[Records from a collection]
----------------

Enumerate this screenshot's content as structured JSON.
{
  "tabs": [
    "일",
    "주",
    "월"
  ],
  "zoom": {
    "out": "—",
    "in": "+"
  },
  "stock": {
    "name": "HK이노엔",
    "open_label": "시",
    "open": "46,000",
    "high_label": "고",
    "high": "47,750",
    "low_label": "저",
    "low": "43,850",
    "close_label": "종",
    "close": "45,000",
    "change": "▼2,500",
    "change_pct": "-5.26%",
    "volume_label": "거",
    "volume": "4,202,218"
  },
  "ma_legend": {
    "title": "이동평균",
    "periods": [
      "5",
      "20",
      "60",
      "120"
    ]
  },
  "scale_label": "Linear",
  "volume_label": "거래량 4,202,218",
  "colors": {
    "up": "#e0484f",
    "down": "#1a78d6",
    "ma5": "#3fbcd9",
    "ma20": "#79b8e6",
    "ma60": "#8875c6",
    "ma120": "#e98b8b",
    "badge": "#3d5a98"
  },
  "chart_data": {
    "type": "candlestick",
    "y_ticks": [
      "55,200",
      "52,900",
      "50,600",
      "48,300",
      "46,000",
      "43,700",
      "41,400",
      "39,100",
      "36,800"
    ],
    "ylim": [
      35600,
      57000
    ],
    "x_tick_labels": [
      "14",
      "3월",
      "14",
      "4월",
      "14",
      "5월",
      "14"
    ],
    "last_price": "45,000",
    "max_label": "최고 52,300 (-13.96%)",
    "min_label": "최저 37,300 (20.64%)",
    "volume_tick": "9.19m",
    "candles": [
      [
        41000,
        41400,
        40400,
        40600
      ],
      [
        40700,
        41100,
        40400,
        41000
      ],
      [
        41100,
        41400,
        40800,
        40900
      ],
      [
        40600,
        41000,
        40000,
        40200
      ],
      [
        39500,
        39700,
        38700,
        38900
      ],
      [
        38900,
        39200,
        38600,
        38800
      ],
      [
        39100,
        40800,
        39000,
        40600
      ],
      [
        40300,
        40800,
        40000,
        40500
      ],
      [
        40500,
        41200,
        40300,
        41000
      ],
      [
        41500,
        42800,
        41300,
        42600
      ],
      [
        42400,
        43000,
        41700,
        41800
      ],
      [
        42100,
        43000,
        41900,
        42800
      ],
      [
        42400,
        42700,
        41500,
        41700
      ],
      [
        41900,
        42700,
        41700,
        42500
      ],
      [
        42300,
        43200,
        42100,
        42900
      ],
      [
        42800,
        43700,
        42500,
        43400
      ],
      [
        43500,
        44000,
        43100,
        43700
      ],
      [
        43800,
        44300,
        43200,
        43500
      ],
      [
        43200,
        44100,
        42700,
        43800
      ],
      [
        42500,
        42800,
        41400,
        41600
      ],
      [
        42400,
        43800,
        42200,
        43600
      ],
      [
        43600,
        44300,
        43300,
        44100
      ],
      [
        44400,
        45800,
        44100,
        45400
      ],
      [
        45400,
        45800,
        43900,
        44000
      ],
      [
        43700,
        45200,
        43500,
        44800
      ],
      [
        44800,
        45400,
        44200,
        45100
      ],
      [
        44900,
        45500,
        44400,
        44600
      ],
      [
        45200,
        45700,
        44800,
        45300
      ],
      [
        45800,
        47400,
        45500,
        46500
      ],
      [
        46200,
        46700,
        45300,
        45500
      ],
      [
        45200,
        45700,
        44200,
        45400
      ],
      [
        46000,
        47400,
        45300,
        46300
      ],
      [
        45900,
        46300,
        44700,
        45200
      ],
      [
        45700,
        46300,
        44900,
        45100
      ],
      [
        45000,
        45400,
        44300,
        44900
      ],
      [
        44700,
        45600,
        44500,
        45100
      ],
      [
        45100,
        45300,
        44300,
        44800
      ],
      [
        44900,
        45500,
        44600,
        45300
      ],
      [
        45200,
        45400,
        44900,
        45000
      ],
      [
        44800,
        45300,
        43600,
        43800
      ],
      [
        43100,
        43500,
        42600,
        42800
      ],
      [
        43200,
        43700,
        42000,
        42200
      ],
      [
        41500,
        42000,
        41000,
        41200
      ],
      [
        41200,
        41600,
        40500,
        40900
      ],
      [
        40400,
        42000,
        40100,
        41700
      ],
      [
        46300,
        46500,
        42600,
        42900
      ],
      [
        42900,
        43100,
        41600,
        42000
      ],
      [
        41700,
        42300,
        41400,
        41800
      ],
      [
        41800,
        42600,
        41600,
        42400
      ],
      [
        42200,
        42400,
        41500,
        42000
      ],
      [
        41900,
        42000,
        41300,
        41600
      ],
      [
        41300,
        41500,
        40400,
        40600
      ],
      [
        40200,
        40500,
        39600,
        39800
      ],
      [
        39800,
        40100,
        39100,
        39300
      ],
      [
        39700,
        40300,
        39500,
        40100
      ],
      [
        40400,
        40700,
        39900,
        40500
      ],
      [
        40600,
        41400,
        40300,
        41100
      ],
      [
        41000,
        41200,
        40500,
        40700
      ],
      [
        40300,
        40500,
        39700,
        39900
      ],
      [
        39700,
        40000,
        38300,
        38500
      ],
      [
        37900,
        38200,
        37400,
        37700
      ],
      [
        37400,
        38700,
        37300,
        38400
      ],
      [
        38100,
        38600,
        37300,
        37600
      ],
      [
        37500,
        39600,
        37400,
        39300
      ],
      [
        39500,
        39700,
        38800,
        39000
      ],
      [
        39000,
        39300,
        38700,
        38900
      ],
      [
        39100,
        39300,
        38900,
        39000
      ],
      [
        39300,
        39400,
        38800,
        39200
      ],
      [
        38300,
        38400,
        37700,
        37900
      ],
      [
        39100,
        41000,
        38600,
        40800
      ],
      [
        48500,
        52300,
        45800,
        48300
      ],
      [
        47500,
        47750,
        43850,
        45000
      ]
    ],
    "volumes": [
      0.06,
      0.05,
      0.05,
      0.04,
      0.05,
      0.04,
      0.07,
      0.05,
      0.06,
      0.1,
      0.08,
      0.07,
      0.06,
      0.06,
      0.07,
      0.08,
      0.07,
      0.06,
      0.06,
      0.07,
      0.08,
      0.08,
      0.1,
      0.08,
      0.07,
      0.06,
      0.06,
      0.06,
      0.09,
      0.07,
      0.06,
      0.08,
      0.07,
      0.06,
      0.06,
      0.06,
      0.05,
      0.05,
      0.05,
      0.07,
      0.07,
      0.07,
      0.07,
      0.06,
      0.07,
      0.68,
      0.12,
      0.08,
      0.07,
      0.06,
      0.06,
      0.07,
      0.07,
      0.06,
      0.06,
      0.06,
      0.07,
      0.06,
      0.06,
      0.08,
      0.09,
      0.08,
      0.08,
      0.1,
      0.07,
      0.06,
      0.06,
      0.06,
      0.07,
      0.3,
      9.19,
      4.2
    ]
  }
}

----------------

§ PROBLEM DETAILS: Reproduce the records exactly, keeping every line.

§ PROBLEM SOLUTION:
Enumerate this screenshot's content as structured JSON.
{
  "tabs": [
    "일",
    "주",
    "월"
  ],
  "zoom": {
    "out": "—",
    "in": "+"
  },
  "stock": {
    "name": "HK이노엔",
    "open_label": "시",
    "open": "46,000",
    "high_label": "고",
    "high": "47,750",
    "low_label": "저",
    "low": "43,850",
    "close_label": "종",
    "close": "45,000",
    "change": "▼2,500",
    "change_pct": "-5.26%",
    "volume_label": "거",
    "volume": "4,202,218"
  },
  "ma_legend": {
    "title": "이동평균",
    "periods": [
      "5",
      "20",
      "60",
      "120"
    ]
  },
  "scale_label": "Linear",
  "volume_label": "거래량 4,202,218",
  "colors": {
    "up": "#e0484f",
    "down": "#1a78d6",
    "ma5": "#3fbcd9",
    "ma20": "#79b8e6",
    "ma60": "#8875c6",
    "ma120": "#e98b8b",
    "badge": "#3d5a98"
  },
  "chart_data": {
    "type": "candlestick",
    "y_ticks": [
      "55,200",
      "52,900",
      "50,600",
      "48,300",
      "46,000",
      "43,700",
      "41,400",
      "39,100",
      "36,800"
    ],
    "ylim": [
      35600,
      57000
    ],
    "x_tick_labels": [
      "14",
      "3월",
      "14",
      "4월",
      "14",
      "5월",
      "14"
    ],
    "last_price": "45,000",
    "max_label": "최고 52,300 (-13.96%)",
    "min_label": "최저 37,300 (20.64%)",
    "volume_tick": "9.19m",
    "candles": [
      [
        41000,
        41400,
        40400,
        40600
      ],
      [
        40700,
        41100,
        40400,
        41000
      ],
      [
        41100,
        41400,
        40800,
        40900
      ],
      [
        40600,
        41000,
        40000,
        40200
      ],
      [
        39500,
        39700,
        38700,
        38900
      ],
      [
        38900,
        39200,
        38600,
        38800
      ],
      [
        39100,
        40800,
        39000,
        40600
      ],
      [
        40300,
        40800,
        40000,
        40500
      ],
      [
        40500,
        41200,
        40300,
        41000
      ],
      [
        41500,
        42800,
        41300,
        42600
      ],
      [
        42400,
        43000,
        41700,
        41800
      ],
      [
        42100,
        43000,
        41900,
        42800
      ],
      [
        42400,
        42700,
        41500,
        41700
      ],
      [
        41900,
        42700,
        41700,
        42500
      ],
      [
        42300,
        43200,
        42100,
        42900
      ],
      [
        42800,
        43700,
        42500,
        43400
      ],
      [
        43500,
        44000,
        43100,
        43700
      ],
      [
        43800,
        44300,
        43200,
        43500
      ],
      [
        43200,
        44100,
        42700,
        43800
      ],
      [
        42500,
        42800,
        41400,
        41600
      ],
      [
        42400,
        43800,
        42200,
        43600
      ],
      [
        43600,
        44300,
        43300,
        44100
      ],
      [
        44400,
        45800,
        44100,
        45400
      ],
      [
        45400,
        45800,
        43900,
        44000
      ],
      [
        43700,
        45200,
        43500,
        44800
      ],
      [
        44800,
        45400,
        44200,
        45100
      ],
      [
        44900,
        45500,
        44400,
        44600
      ],
      [
        45200,
        45700,
        44800,
        45300
      ],
      [
        45800,
        47400,
        45500,
        46500
      ],
      [
        46200,
        46700,
        45300,
        45500
      ],
      [
        45200,
        45700,
        44200,
        45400
      ],
      [
        46000,
        47400,
        45300,
        46300
      ],
      [
        45900,
        46300,
        44700,
        45200
      ],
      [
        45700,
        46300,
        44900,
        45100
      ],
      [
        45000,
        45400,
        44300,
        44900
      ],
      [
        44700,
        45600,
        44500,
        45100
      ],
      [
        45100,
        45300,
        44300,
        44800
      ],
      [
        44900,
        45500,
        44600,
        45300
      ],
      [
        45200,
        45400,
        44900,
        45000
      ],
      [
        44800,
        45300,
        43600,
        43800
      ],
      [
        43100,
        43500,
        42600,
        42800
      ],
      [
        43200,
        43700,
        42000,
        42200
      ],
      [
        41500,
        42000,
        41000,
        41200
      ],
      [
        41200,
        41600,
        40500,
        40900
      ],
      [
        40400,
        42000,
        40100,
        41700
      ],
      [
        46300,
        46500,
        42600,
        42900
      ],
      [
        42900,
        43100,
        41600,
        42000
      ],
      [
        41700,
        42300,
        41400,
        41800
      ],
      [
        41800,
        42600,
        41600,
        42400
      ],
      [
        42200,
        42400,
        41500,
        42000
      ],
      [
        41900,
        42000,
        41300,
        41600
      ],
      [
        41300,
        41500,
        40400,
        40600
      ],
      [
        40200,
        40500,
        39600,
        39800
      ],
      [
        39800,
        40100,
        39100,
        39300
      ],
      [
        39700,
        40300,
        39500,
        40100
      ],
      [
        40400,
        40700,
        39900,
        40500
      ],
      [
        40600,
        41400,
        40300,
        41100
      ],
      [
        41000,
        41200,
        40500,
        40700
      ],
      [
        40300,
        40500,
        39700,
        39900
      ],
      [
        39700,
        40000,
        38300,
        38500
      ],
      [
        37900,
        38200,
        37400,
        37700
      ],
      [
        37400,
        38700,
        37300,
        38400
      ],
      [
        38100,
        38600,
        37300,
        37600
      ],
      [
        37500,
        39600,
        37400,
        39300
      ],
      [
        39500,
        39700,
        38800,
        39000
      ],
      [
        39000,
        39300,
        38700,
        38900
      ],
      [
        39100,
        39300,
        38900,
        39000
      ],
      [
        39300,
        39400,
        38800,
        39200
      ],
      [
        38300,
        38400,
        37700,
        37900
      ],
      [
        39100,
        41000,
        38600,
        40800
      ],
      [
        48500,
        52300,
        45800,
        48300
      ],
      [
        47500,
        47750,
        43850,
        45000
      ]
    ],
    "volumes": [
      0.06,
      0.05,
      0.05,
      0.04,
      0.05,
      0.04,
      0.07,
      0.05,
      0.06,
      0.1,
      0.08,
      0.07,
      0.06,
      0.06,
      0.07,
      0.08,
      0.07,
      0.06,
      0.06,
      0.07,
      0.08,
      0.08,
      0.1,
      0.08,
      0.07,
      0.06,
      0.06,
      0.06,
      0.09,
      0.07,
      0.06,
      0.08,
      0.07,
      0.06,
      0.06,
      0.06,
      0.05,
      0.05,
      0.05,
      0.07,
      0.07,
      0.07,
      0.07,
      0.06,
      0.07,
      0.68,
      0.12,
      0.08,
      0.07,
      0.06,
      0.06,
      0.07,
      0.07,
      0.06,
      0.06,
      0.06,
      0.07,
      0.06,
      0.06,
      0.08,
      0.09,
      0.08,
      0.08,
      0.1,
      0.07,
      0.06,
      0.06,
      0.06,
      0.07,
      0.3,
      9.19,
      4.2
    ]
  }
}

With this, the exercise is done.